EXERCISE INSTRUCTIONS: Pick each line containing "virt" out of the records.

BEGIN MATERIAL FOR THIS EXERCISE

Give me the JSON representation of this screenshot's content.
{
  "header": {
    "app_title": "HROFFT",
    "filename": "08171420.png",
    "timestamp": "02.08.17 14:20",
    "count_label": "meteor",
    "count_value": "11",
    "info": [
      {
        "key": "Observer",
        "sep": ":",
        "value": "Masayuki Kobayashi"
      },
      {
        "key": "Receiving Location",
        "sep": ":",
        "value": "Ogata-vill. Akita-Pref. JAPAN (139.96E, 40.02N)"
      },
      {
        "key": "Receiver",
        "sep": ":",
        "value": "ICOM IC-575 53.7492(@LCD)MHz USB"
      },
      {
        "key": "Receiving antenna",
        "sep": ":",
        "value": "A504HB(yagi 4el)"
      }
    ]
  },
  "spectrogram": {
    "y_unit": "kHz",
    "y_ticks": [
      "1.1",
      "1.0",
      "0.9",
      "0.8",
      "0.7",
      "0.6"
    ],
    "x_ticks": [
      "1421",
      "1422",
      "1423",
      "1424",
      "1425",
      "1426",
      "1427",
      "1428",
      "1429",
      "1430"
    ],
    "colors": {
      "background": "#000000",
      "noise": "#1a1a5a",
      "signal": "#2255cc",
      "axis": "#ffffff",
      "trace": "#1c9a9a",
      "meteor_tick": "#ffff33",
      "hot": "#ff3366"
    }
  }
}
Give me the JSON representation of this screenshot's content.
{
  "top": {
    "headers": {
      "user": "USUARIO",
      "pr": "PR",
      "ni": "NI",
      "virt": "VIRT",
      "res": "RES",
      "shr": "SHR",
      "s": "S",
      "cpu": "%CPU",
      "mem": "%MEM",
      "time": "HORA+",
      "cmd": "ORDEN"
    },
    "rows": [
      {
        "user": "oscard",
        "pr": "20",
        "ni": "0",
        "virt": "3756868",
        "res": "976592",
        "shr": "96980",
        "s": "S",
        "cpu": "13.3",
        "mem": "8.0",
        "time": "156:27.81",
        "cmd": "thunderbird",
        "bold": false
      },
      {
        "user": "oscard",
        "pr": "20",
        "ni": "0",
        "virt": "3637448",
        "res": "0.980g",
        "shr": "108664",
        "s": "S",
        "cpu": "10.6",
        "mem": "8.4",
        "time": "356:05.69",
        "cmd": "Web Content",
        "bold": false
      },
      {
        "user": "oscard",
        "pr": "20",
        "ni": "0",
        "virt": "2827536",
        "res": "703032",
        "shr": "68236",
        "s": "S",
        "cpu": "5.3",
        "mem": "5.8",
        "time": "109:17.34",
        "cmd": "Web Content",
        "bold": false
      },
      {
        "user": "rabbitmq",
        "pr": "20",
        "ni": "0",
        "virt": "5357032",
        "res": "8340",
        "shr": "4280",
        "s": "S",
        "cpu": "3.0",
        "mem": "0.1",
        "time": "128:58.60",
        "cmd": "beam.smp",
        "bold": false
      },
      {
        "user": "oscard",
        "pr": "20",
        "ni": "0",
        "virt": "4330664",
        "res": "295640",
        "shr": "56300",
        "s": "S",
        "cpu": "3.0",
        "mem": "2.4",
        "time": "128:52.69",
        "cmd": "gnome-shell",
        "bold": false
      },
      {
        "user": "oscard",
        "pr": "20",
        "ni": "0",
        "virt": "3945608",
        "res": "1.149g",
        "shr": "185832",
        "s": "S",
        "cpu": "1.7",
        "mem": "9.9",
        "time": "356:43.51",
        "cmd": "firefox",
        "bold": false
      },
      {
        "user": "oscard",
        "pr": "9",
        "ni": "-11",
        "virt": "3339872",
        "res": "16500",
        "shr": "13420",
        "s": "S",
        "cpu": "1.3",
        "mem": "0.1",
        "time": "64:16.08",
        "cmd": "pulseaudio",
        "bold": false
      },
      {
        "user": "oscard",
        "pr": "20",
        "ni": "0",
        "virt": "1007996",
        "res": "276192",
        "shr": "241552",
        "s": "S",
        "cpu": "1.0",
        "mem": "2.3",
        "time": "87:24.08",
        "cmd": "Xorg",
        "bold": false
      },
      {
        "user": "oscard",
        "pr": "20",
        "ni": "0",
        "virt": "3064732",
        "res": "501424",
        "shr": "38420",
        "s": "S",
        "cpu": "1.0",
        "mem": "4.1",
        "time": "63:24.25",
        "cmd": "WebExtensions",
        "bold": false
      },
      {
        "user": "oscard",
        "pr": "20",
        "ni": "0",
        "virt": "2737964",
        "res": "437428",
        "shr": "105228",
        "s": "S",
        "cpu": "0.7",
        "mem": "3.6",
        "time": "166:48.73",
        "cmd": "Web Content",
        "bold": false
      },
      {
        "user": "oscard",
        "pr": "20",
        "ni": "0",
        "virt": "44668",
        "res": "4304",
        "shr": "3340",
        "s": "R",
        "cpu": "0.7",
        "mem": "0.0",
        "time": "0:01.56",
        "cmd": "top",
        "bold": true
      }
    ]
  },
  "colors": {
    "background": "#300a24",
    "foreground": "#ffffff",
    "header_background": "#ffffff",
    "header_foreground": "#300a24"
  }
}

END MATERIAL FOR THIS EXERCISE

SOLUTION:
      "virt": "VIRT",
        "virt": "3756868",
        "virt": "3637448",
        "virt": "2827536",
        "virt": "5357032",
        "virt": "4330664",
        "virt": "3945608",
        "virt": "3339872",
        "virt": "1007996",
        "virt": "3064732",
        "virt": "2737964",
        "virt": "44668",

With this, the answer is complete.